→ **Prompt**: Select from the data all lines with the word "Control".

→ **Exercise inputs**:
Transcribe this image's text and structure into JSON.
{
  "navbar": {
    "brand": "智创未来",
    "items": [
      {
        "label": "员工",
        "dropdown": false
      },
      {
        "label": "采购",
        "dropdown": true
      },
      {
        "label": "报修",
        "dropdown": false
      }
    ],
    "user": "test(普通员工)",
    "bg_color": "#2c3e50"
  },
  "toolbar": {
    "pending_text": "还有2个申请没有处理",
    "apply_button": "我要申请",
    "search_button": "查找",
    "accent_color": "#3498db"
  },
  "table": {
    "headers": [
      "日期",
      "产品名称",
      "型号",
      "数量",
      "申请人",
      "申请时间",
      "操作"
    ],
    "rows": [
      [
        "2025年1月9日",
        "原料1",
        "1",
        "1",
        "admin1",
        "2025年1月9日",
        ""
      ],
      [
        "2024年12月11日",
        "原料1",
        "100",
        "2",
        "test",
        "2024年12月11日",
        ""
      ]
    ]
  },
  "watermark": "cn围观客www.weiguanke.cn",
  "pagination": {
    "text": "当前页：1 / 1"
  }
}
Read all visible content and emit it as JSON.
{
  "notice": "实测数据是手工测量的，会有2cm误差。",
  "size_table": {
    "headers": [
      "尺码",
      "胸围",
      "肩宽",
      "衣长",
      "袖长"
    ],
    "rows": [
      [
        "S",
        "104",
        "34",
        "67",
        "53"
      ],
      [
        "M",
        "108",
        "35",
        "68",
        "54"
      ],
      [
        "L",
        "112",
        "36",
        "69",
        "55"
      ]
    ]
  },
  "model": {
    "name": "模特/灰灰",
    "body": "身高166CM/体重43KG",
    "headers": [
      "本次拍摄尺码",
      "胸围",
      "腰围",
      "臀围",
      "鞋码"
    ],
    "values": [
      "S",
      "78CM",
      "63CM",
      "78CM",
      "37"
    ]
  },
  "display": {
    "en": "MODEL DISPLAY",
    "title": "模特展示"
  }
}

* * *

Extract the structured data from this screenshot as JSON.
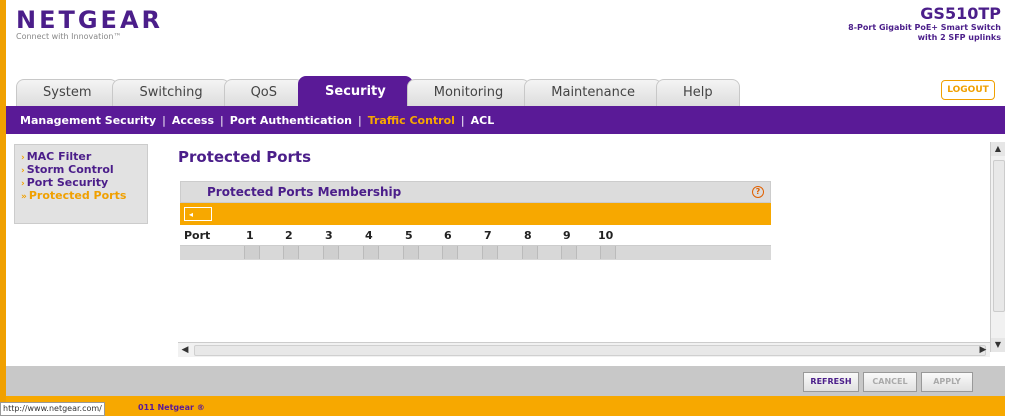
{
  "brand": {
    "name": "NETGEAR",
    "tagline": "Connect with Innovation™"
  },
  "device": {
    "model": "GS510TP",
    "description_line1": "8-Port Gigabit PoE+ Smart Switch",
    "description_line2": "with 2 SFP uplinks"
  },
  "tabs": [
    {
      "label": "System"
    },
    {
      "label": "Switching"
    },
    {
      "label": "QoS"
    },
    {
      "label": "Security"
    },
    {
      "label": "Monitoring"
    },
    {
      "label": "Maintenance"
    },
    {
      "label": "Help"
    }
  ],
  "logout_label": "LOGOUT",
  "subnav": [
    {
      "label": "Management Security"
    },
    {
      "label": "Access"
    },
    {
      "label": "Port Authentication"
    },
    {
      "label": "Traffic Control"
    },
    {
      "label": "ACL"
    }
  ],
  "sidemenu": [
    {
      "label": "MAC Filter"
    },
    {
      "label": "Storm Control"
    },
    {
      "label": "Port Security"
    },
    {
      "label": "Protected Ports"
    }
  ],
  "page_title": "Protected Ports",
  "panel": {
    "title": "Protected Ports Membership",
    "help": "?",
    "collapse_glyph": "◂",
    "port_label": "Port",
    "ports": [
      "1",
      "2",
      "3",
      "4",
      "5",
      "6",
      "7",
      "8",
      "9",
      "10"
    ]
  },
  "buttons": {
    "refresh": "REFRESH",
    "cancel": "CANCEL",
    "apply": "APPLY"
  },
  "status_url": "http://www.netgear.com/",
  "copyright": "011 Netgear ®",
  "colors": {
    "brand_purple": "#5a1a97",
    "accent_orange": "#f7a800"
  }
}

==

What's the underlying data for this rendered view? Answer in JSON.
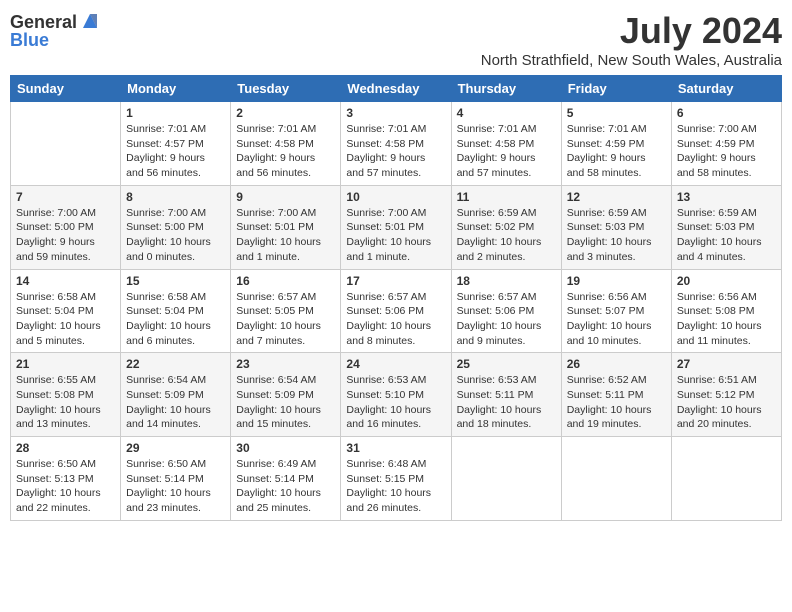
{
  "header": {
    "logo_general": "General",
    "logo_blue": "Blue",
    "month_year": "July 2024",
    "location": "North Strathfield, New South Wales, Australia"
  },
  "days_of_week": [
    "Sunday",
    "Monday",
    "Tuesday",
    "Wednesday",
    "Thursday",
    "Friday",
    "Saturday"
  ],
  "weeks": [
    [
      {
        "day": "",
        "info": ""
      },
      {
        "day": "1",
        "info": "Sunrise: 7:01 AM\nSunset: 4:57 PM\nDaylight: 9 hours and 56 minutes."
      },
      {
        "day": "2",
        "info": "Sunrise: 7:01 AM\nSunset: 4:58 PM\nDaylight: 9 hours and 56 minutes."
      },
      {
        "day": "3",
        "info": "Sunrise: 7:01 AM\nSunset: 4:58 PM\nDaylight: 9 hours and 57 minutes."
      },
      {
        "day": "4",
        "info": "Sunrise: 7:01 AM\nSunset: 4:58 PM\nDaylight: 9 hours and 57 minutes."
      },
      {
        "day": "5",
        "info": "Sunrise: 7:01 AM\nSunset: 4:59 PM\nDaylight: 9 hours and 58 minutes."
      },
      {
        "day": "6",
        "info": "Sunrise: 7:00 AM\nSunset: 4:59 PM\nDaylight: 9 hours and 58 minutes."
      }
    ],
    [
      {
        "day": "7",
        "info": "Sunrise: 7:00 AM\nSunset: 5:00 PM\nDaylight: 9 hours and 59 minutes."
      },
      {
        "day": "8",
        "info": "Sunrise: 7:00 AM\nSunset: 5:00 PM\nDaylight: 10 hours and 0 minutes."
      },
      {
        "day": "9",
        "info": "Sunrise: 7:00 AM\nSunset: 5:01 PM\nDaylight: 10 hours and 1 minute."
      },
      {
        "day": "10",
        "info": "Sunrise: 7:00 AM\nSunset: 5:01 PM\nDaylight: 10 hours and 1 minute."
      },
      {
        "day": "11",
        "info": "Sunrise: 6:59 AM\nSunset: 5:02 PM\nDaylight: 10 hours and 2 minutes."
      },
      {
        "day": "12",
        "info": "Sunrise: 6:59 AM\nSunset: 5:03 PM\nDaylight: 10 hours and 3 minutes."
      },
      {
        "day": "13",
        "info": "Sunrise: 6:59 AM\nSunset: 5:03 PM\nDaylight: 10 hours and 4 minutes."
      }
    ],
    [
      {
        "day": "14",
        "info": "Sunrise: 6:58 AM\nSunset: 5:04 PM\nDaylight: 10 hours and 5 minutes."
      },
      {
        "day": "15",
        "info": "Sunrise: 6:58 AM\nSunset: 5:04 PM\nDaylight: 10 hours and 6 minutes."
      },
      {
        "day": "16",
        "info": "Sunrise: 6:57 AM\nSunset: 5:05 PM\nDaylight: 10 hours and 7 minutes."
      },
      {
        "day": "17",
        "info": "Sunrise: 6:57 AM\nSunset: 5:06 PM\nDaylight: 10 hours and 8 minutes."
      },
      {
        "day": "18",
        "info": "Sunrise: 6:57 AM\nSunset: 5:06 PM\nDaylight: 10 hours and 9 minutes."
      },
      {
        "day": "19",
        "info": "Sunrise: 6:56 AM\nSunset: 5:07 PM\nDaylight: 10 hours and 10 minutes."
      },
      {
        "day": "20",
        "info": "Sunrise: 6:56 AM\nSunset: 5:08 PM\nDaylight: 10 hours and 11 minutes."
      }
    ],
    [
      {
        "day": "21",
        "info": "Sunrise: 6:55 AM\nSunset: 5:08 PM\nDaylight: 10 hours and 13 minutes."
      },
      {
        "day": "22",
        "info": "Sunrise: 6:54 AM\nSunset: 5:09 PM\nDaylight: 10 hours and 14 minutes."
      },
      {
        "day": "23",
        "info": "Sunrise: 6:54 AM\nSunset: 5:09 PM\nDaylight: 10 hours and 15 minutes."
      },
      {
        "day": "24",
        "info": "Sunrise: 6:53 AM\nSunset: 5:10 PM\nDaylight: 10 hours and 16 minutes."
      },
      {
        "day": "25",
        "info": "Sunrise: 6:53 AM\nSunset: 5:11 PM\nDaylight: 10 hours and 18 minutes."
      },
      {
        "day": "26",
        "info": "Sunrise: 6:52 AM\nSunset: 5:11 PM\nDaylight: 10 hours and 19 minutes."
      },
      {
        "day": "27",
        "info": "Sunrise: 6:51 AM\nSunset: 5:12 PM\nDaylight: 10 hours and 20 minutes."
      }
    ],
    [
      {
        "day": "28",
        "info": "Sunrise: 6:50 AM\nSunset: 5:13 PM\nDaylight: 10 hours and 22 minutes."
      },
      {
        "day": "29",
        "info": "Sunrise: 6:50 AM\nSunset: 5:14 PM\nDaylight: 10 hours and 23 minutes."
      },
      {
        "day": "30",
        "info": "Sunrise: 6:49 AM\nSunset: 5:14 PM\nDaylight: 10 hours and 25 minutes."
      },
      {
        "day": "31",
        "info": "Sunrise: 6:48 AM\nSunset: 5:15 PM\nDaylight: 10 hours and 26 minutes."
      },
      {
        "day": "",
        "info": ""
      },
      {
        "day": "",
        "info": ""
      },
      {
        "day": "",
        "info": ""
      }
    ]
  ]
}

→ **Result**:
      "label": "Traffic Control"
      "label": "Storm Control"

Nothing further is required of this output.